Contemporary and Social Issues

A Unifying Message at the FIFA World Cup


Sarmad Naveed, Canada

An Oscar-winning actor with a globally recognised voice, and a young Qatari man with a rare spinal disorder. 

Their lives are worlds apart, yet with the simple gesture of extending their hands towards one another, they sought to convey a message that brings the world together. 

This was the scene during a part of the thirty-minute-long opening ceremony festivities in Qatar, which is playing host to the FIFA World Cup. Although many of the story lines leading up to the grand tournament have mostly been about everything but football, the stage was used to promote a message of unity. 

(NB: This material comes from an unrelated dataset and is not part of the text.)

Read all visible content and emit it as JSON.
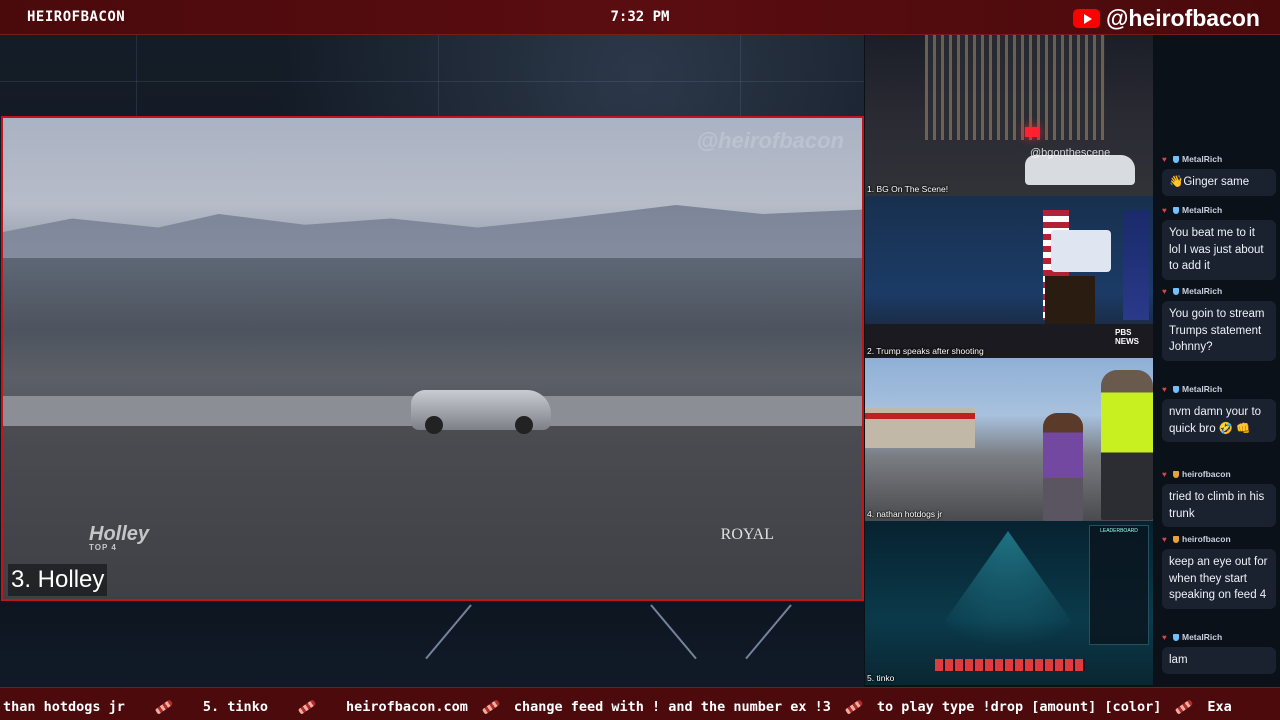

This message was rooted in a verse of the Holy Qur’an, which was presented, and explained to those watching around the world:

O mankind, We have created you from a male and a female; and We have made you into tribes and sub-tribes that you may recognize one another. Verily, the most honourable among you, in the sight of Allah, is he who is the most righteous among you. Surely, Allah is All-knowing, All-Aware.’ (49:14)

In a world ever divided, with chasms deepening, this verse certainly was the correct selection to represent Islam’s teachings on global unity. Explaining the purport of this verse, the Second Caliph, Hazrat Mirza Bashiruddin Mahmud Ahmad (ra) states:

‘The verse, in fact, constitutes the Magna Carta of human fraternity and equality. It has firmly laid the axe at the false and foolish notions of superiority, born of racial arrogance or national conceit. All men having been “created from a male and a female” as human beings have been declared equal in the sight of God. ‘

Islam, and those who truly follow its teachings, seek nothing contrary to the establishment of unity and harmony in the world. As the Second Caliph (ra) states, this verse clearly alludes to the fact that, ‘The whole human race is but one family’.

It’s a Qur’anic principle which was echoed by the Holy Prophet (sa) on the occasion of the farewell pilgrimage:

‘O ye men! Your God is One and your ancestor is one. An Arab possesses no superiority over a non-Arab, nor does a non-Arab over an Arab. A white is in no way superior to a red, nor, for that matter, a red to a white, but only to the extent to which he discharges his duty to God and man. The most honoured among you in the sight of God is the one who is most righteous’ 

Over the coming weeks, people from all over the world will get together with family, friends and even strangers, united by national pride as they cheer on their teams for what is regarded by many as the greatest tournament in the world. Sports truly does bring people together in fascinating ways, albeit momentarily. Islam seeks to permanently bring the world together on the simple basis of humanity, so that everyone may appreciate each other’s backgrounds and heritages and learn from one another, in order to appreciate the diversity of life on this earth.

This is an Islamic principle which is not only being expressed now on the world stage but is something which the world is constantly reminded of by Fifth Caliph and Worldwide Head of the Ahmadiyya Muslim Community.

On one occasion, whilst explaining Islam’s philosophy on equality leading to unity, the Fifth Caliph (aba) explained:

‘Islam proclaims that all people are born equal, no matter where they hail from or the colour of their skin. It teaches that no race is superior to another, nor are the people of any particular descent more gifted than others and that Allah is the Provider for all of mankind.  Whilst it is true that how far a person progresses in life is dependent upon his surroundings and his personal effort, the basic faculties granted to mankind remain the same and are not defined by geography or race.’

So, while it’s great that football is bringing the world together for the coming weeks, humanity should bring the world together for the coming eternity.

About the Author: Sarmad Naveed is an Imam of the Ahmadiyya Muslim Community who graduated from the Ahmadiyya Institute for Languages and Theology in Canada. He serves on the Editorial Board of The Review of Religions and coordinates the Facts from Fiction section. He has also appeared as a panelist and host of programmes on Muslim Television Ahmadiyya (MTA) such as ‘Ahmadiyyat: Roots to Branches.’